• WHAT YOU SHOULD DO:
Would you set down the data that follows, word for word, without any pictures?

Dataset rows describing interfaces:
Start of Block
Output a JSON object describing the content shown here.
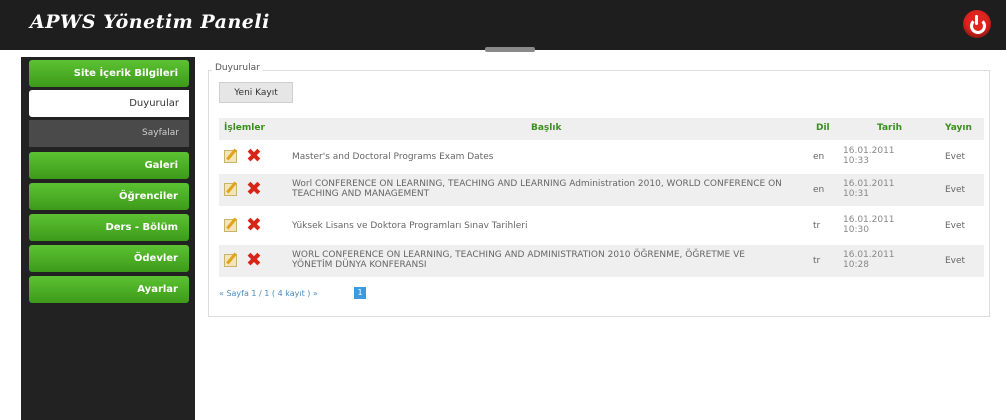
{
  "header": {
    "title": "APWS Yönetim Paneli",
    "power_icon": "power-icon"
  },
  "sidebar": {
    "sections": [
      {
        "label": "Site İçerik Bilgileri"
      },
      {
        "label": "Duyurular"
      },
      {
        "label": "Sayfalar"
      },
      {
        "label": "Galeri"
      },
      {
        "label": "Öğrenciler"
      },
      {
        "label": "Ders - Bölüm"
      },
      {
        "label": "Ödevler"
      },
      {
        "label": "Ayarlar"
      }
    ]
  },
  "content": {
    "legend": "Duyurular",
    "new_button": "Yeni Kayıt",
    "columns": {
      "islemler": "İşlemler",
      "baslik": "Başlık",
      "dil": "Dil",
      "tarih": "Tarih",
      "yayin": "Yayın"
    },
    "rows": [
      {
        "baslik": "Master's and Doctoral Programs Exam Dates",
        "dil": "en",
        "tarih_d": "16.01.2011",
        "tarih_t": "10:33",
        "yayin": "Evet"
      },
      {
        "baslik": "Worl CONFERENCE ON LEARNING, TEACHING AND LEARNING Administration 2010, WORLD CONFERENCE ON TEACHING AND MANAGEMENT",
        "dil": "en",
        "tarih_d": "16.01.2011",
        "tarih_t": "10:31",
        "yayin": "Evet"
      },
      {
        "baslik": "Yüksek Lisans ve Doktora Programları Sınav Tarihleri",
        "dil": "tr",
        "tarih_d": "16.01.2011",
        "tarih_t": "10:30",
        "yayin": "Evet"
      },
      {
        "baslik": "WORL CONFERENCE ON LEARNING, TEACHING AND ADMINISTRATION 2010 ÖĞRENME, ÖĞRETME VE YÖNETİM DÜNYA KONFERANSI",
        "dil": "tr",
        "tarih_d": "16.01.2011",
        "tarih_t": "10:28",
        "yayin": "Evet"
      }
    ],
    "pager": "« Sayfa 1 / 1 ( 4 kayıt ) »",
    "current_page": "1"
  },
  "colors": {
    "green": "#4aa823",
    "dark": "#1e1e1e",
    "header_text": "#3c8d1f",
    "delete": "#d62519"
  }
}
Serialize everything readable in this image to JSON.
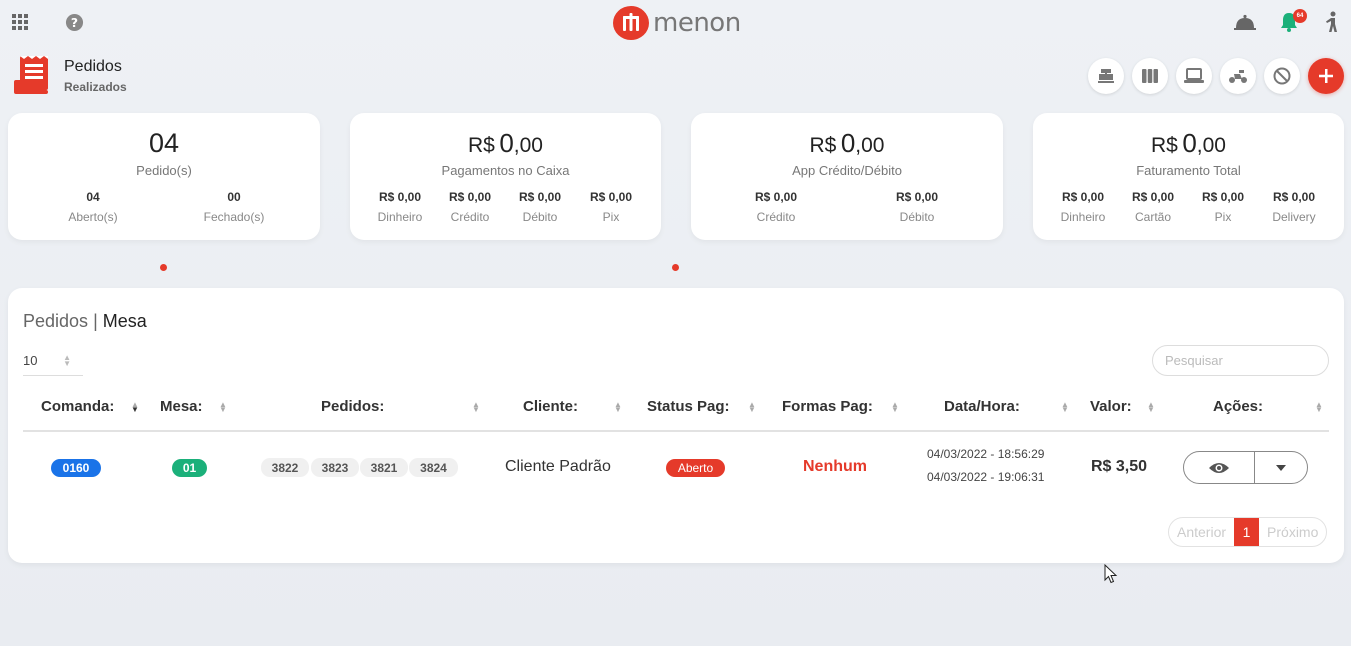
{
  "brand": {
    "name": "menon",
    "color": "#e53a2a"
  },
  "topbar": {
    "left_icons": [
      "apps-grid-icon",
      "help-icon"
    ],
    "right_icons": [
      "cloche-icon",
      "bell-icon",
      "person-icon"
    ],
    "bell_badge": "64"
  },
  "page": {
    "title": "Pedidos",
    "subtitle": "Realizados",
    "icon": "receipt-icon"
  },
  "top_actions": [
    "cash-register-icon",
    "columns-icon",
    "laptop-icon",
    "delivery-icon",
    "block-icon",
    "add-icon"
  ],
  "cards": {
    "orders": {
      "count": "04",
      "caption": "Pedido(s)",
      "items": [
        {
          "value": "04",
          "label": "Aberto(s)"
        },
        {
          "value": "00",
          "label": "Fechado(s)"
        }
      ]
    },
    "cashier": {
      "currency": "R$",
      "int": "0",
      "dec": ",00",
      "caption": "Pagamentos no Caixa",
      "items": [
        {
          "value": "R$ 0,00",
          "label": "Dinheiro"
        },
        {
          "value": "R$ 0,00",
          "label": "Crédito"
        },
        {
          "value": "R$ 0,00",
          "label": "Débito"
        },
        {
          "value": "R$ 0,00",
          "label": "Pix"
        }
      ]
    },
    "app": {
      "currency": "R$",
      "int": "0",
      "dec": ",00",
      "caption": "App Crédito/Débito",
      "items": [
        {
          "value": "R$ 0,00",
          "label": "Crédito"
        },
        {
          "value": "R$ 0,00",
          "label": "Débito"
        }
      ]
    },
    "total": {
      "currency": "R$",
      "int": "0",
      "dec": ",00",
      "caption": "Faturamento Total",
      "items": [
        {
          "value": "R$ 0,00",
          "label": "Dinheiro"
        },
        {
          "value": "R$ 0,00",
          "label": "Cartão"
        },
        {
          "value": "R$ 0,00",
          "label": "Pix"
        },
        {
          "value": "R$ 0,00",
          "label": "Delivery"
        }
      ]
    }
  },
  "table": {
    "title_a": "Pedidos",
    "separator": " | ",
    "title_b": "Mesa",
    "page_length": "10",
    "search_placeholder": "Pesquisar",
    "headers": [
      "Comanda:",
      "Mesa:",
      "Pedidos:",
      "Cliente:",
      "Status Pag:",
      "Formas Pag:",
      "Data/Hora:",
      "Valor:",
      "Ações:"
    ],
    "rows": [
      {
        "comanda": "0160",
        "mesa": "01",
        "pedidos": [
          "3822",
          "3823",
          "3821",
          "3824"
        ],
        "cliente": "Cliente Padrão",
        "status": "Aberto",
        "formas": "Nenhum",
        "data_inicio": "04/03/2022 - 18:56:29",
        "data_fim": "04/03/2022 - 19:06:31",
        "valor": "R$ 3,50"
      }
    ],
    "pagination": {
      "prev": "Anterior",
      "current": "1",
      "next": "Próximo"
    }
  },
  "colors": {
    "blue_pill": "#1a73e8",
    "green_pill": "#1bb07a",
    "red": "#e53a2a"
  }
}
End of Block
• RESPONSE:
Output a JSON object describing the content shown here.
{
  "header": {
    "title": "APWS Yönetim Paneli",
    "power_icon": "power-icon"
  },
  "sidebar": {
    "sections": [
      {
        "label": "Site İçerik Bilgileri"
      },
      {
        "label": "Duyurular"
      },
      {
        "label": "Sayfalar"
      },
      {
        "label": "Galeri"
      },
      {
        "label": "Öğrenciler"
      },
      {
        "label": "Ders - Bölüm"
      },
      {
        "label": "Ödevler"
      },
      {
        "label": "Ayarlar"
      }
    ]
  },
  "content": {
    "legend": "Duyurular",
    "new_button": "Yeni Kayıt",
    "columns": {
      "islemler": "İşlemler",
      "baslik": "Başlık",
      "dil": "Dil",
      "tarih": "Tarih",
      "yayin": "Yayın"
    },
    "rows": [
      {
        "baslik": "Master's and Doctoral Programs Exam Dates",
        "dil": "en",
        "tarih_d": "16.01.2011",
        "tarih_t": "10:33",
        "yayin": "Evet"
      },
      {
        "baslik": "Worl CONFERENCE ON LEARNING, TEACHING AND LEARNING Administration 2010, WORLD CONFERENCE ON TEACHING AND MANAGEMENT",
        "dil": "en",
        "tarih_d": "16.01.2011",
        "tarih_t": "10:31",
        "yayin": "Evet"
      },
      {
        "baslik": "Yüksek Lisans ve Doktora Programları Sınav Tarihleri",
        "dil": "tr",
        "tarih_d": "16.01.2011",
        "tarih_t": "10:30",
        "yayin": "Evet"
      },
      {
        "baslik": "WORL CONFERENCE ON LEARNING, TEACHING AND ADMINISTRATION 2010 ÖĞRENME, ÖĞRETME VE YÖNETİM DÜNYA KONFERANSI",
        "dil": "tr",
        "tarih_d": "16.01.2011",
        "tarih_t": "10:28",
        "yayin": "Evet"
      }
    ],
    "pager": "« Sayfa 1 / 1 ( 4 kayıt ) »",
    "current_page": "1"
  },
  "colors": {
    "green": "#4aa823",
    "dark": "#1e1e1e",
    "header_text": "#3c8d1f",
    "delete": "#d62519"
  }
}
Serialize everything readable in this image to JSON.
{
  "brand": {
    "name": "menon",
    "color": "#e53a2a"
  },
  "topbar": {
    "left_icons": [
      "apps-grid-icon",
      "help-icon"
    ],
    "right_icons": [
      "cloche-icon",
      "bell-icon",
      "person-icon"
    ],
    "bell_badge": "64"
  },
  "page": {
    "title": "Pedidos",
    "subtitle": "Realizados",
    "icon": "receipt-icon"
  },
  "top_actions": [
    "cash-register-icon",
    "columns-icon",
    "laptop-icon",
    "delivery-icon",
    "block-icon",
    "add-icon"
  ],
  "cards": {
    "orders": {
      "count": "04",
      "caption": "Pedido(s)",
      "items": [
        {
          "value": "04",
          "label": "Aberto(s)"
        },
        {
          "value": "00",
          "label": "Fechado(s)"
        }
      ]
    },
    "cashier": {
      "currency": "R$",
      "int": "0",
      "dec": ",00",
      "caption": "Pagamentos no Caixa",
      "items": [
        {
          "value": "R$ 0,00",
          "label": "Dinheiro"
        },
        {
          "value": "R$ 0,00",
          "label": "Crédito"
        },
        {
          "value": "R$ 0,00",
          "label": "Débito"
        },
        {
          "value": "R$ 0,00",
          "label": "Pix"
        }
      ]
    },
    "app": {
      "currency": "R$",
      "int": "0",
      "dec": ",00",
      "caption": "App Crédito/Débito",
      "items": [
        {
          "value": "R$ 0,00",
          "label": "Crédito"
        },
        {
          "value": "R$ 0,00",
          "label": "Débito"
        }
      ]
    },
    "total": {
      "currency": "R$",
      "int": "0",
      "dec": ",00",
      "caption": "Faturamento Total",
      "items": [
        {
          "value": "R$ 0,00",
          "label": "Dinheiro"
        },
        {
          "value": "R$ 0,00",
          "label": "Cartão"
        },
        {
          "value": "R$ 0,00",
          "label": "Pix"
        },
        {
          "value": "R$ 0,00",
          "label": "Delivery"
        }
      ]
    }
  },
  "table": {
    "title_a": "Pedidos",
    "separator": " | ",
    "title_b": "Mesa",
    "page_length": "10",
    "search_placeholder": "Pesquisar",
    "headers": [
      "Comanda:",
      "Mesa:",
      "Pedidos:",
      "Cliente:",
      "Status Pag:",
      "Formas Pag:",
      "Data/Hora:",
      "Valor:",
      "Ações:"
    ],
    "rows": [
      {
        "comanda": "0160",
        "mesa": "01",
        "pedidos": [
          "3822",
          "3823",
          "3821",
          "3824"
        ],
        "cliente": "Cliente Padrão",
        "status": "Aberto",
        "formas": "Nenhum",
        "data_inicio": "04/03/2022 - 18:56:29",
        "data_fim": "04/03/2022 - 19:06:31",
        "valor": "R$ 3,50"
      }
    ],
    "pagination": {
      "prev": "Anterior",
      "current": "1",
      "next": "Próximo"
    }
  },
  "colors": {
    "blue_pill": "#1a73e8",
    "green_pill": "#1bb07a",
    "red": "#e53a2a"
  }
}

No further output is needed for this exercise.